▸ **Your objective**: Every line below that holds the string "periodic" must be copied.
(Information provided begins)
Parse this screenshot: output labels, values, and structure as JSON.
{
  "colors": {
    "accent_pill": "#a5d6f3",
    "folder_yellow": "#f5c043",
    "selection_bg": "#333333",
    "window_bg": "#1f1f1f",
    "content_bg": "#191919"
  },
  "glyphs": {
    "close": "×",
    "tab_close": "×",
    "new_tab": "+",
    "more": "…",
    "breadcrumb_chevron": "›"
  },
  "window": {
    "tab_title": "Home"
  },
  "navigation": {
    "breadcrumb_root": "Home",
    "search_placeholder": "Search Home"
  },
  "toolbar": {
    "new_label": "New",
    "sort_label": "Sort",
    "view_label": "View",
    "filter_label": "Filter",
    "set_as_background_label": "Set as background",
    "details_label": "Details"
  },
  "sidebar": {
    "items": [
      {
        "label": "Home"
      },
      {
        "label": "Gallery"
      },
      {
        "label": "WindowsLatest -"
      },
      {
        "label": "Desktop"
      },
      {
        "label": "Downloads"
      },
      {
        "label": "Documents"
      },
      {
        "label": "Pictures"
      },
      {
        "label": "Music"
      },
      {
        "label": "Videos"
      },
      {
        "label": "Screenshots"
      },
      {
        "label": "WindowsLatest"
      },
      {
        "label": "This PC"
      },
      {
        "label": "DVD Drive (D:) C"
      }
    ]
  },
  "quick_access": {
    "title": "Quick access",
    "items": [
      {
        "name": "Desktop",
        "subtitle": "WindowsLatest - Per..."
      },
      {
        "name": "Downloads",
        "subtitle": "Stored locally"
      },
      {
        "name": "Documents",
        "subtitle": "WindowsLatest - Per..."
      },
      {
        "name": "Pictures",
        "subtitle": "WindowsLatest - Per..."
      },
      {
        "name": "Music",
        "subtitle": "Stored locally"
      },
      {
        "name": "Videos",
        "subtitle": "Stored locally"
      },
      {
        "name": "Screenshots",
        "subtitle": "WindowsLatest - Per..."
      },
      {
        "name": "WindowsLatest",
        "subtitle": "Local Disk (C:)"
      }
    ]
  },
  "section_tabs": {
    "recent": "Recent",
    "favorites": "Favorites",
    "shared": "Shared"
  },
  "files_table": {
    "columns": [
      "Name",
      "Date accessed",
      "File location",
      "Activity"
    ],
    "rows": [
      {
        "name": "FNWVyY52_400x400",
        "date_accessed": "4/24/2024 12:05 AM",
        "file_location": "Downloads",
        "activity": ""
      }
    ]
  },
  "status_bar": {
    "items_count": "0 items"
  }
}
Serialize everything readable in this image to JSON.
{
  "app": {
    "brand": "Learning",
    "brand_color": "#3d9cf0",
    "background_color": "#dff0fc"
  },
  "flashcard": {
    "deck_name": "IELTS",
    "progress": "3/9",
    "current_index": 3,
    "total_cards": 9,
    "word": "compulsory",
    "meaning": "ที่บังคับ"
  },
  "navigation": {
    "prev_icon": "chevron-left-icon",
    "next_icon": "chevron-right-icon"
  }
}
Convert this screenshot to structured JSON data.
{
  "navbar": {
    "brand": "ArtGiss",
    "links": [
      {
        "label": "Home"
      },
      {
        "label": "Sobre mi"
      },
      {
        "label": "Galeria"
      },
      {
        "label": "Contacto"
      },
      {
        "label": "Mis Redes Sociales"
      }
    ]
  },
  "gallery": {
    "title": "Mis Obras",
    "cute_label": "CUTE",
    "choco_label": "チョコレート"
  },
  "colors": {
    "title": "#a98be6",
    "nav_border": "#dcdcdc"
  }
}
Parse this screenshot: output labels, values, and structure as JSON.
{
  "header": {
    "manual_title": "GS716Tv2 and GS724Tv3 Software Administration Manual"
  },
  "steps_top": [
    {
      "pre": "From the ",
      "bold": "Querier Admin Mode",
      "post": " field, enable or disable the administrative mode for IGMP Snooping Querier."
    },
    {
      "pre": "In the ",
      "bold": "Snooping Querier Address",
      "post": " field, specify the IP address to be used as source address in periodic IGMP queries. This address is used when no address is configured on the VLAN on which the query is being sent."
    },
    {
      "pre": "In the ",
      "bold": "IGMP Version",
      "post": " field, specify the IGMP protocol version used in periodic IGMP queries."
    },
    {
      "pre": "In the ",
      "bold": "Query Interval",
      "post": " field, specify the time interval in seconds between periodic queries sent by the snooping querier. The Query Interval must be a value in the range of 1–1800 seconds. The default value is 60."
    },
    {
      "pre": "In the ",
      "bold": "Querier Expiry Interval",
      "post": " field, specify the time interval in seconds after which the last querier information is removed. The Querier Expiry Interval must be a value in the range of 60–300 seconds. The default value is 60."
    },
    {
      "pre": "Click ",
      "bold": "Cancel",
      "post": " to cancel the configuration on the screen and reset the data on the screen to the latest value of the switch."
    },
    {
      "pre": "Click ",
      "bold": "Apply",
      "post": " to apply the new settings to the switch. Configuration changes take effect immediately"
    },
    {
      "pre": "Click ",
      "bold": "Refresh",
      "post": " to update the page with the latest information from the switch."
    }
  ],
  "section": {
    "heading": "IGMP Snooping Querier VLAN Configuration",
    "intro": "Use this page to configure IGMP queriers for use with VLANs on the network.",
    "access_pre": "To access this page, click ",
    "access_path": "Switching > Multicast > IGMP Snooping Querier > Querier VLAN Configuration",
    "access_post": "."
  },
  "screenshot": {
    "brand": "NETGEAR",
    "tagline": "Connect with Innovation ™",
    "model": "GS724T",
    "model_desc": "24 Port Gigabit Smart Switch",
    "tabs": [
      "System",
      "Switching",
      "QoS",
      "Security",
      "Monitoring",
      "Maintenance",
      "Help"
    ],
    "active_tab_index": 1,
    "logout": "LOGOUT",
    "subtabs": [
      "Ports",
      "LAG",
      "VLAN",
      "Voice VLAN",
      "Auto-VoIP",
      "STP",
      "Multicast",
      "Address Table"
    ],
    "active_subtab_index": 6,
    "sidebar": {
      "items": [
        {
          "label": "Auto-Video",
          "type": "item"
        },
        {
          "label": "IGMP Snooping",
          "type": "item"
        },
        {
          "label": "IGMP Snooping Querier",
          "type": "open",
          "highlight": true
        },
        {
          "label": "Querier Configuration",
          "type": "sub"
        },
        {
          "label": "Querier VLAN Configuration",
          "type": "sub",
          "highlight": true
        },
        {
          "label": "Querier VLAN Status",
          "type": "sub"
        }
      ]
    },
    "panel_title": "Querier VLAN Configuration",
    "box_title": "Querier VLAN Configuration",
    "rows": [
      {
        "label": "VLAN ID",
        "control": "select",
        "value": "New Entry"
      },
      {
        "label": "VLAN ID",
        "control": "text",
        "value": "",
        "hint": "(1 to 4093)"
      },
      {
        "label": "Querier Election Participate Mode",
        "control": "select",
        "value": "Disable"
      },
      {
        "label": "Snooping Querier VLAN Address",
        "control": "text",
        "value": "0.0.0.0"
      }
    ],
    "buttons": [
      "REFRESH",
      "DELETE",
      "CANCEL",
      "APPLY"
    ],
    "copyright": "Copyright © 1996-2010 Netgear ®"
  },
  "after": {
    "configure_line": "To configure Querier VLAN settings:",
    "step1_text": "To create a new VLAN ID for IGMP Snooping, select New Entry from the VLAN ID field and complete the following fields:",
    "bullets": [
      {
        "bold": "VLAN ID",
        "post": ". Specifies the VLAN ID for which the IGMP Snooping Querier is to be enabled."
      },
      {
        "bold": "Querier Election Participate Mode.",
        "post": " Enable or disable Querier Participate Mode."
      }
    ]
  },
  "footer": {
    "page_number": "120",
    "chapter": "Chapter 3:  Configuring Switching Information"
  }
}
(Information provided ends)
▸ **Expected answer**:
      "post": " field, specify the IP address to be used as source address in periodic IGMP queries. This address is used when no address is configured on the VLAN on which the query is being sent."
      "post": " field, specify the IGMP protocol version used in periodic IGMP queries."
      "post": " field, specify the time interval in seconds between periodic queries sent by the snooping querier. The Query Interval must be a value in the range of 1–1800 seconds. The default value is 60."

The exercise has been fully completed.